Step 8: Brand and Marketing Your Roofing Business
Once everything is set up, the final step is drawing in customers. This is where branding and marketing come in.
Branding is basically anything that identifies or differentiates your roofing company from others. Your branding can be the company’s name, logo, or tagline. But branding goes even deeper than that. It’s also how the business interacts with customers, delivers its services, and presents itself.
While branding helps customers identify your company, marketing helps you score roofing jobs.
Contractor marketing generally involves spreading brand awareness to generate leads and converting those leads into paying customers.
Here’s how to do just that:
- Come up with a unique selling proposition (USP), something special that sets your roofing brand apart. It could be low prices, value-added services, exceptional roofing techniques, etc.
- Develop and launch a roofing website showcasing your business—what it does, who it serves, its location, and how to reach it.
- Claim and fill out your Google Business Profile.
- Get active on social media channels such as Facebook, Twitter, LinkedIn, Nextdoor, and Instagram.
- Run a local advertising campaign with billboards, pamphlets, park benches, newspaper ads, signage, and TV ads.
- Hire a local salesperson to spread the word about your new roofing company.
- Pay for digital ads on Google and social media.
- Make referral partnerships with other businesses in the local construction scene.
- Encourage word-of-mouth advertising by posting customer reviews and testimonials on your website, Google, and social media outlets.
Keep in mind that marketing is a multifaceted and continuous process. And the trick to any marketing effort is understanding the target audience. Learn and leverage your audience’s unmet roofing needs, preferences, and challenges. Only then will you be able to convince customers to hire your roofing company.
Tips for Creating a Successful Roofing Business
Anyone can start a business. An average of 4 million new business applications are filed every year. According to the U.S. Census Bureau, October 2022 alone saw 432,834 new business applications in the construction industry.
Unfortunately, not all businesses become successful. Data from the U.S. Bureau of Labor Statistics (BLS) shows that about 20% of new small businesses fail during their first year in business, and nearly half of all new startups never make it past five years.
However, do not let these statistics faze you. Many businesses are destined to succeed. But business success comes from a strong start, sound judgment, and informed business decisions.
Follow these quick tips derived from proven practices and common mistakes made by new roofing companies to boost your chances of success:
- Start with a feasible plan.
- Ensure you have enough money to see the venture through. Sometimes, this means borrowing.
- Capitalize on your company’s strengths and work on its weaknesses.
- Keep the expenses as low as possible.
- Separate your personal and business finances.
- Research the market and keep a close eye on competitors.
- Ensure your roofing company provides unique value to its customers.
- Be flexible and agile to adjust to market shifts and supply chain disruptions.
- Recruit qualified and experienced workers who value professionalism and quality in roofing jobs.
- Don’t bite off more than you can chew—accept only the types and number of roofing jobs you can handle.

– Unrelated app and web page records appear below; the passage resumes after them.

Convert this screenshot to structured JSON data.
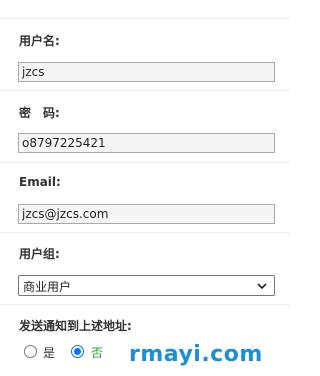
{
  "username": {
    "label": "用户名:",
    "value": "jzcs"
  },
  "password": {
    "label": "密　码:",
    "value": "o8797225421"
  },
  "email": {
    "label": "Email:",
    "value": "jzcs@jzcs.com"
  },
  "user_group": {
    "label": "用户组:",
    "selected": "商业用户"
  },
  "notify": {
    "label": "发送通知到上述地址:",
    "options": [
      {
        "label": "是",
        "checked": false
      },
      {
        "label": "否",
        "checked": true
      }
    ]
  },
  "watermark": "rmayi.com",
  "colors": {
    "radio_accent": "#0075ff",
    "watermark": "#1a8fd8",
    "checked_label": "#2a9d2a"
  },
  "icons": {
    "select_arrow": "chevron-down-icon"
  }
}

- Leverage the value of B2B partnerships and networks in the construction industry to advance in the local market.
- Outsource what you can’t do alone (accounting, marketing, hiring, etc.).
Get Started Today
Enough talk. Let’s get to work. Here are five steps you can take today to make your roofing business dream a reality.
- Outline the specific services your roofing business will offer.
- Research potential roofing competitors in your area.
- Evaluate the local market demand. Can it support your business?
- Brainstorm a business name and confirm its availability.
- Begin applying for necessary roofing licenses and permits.
Starting with simple, actionable steps is the best way to begin. Before you know it, you’ll be running your own roofing business.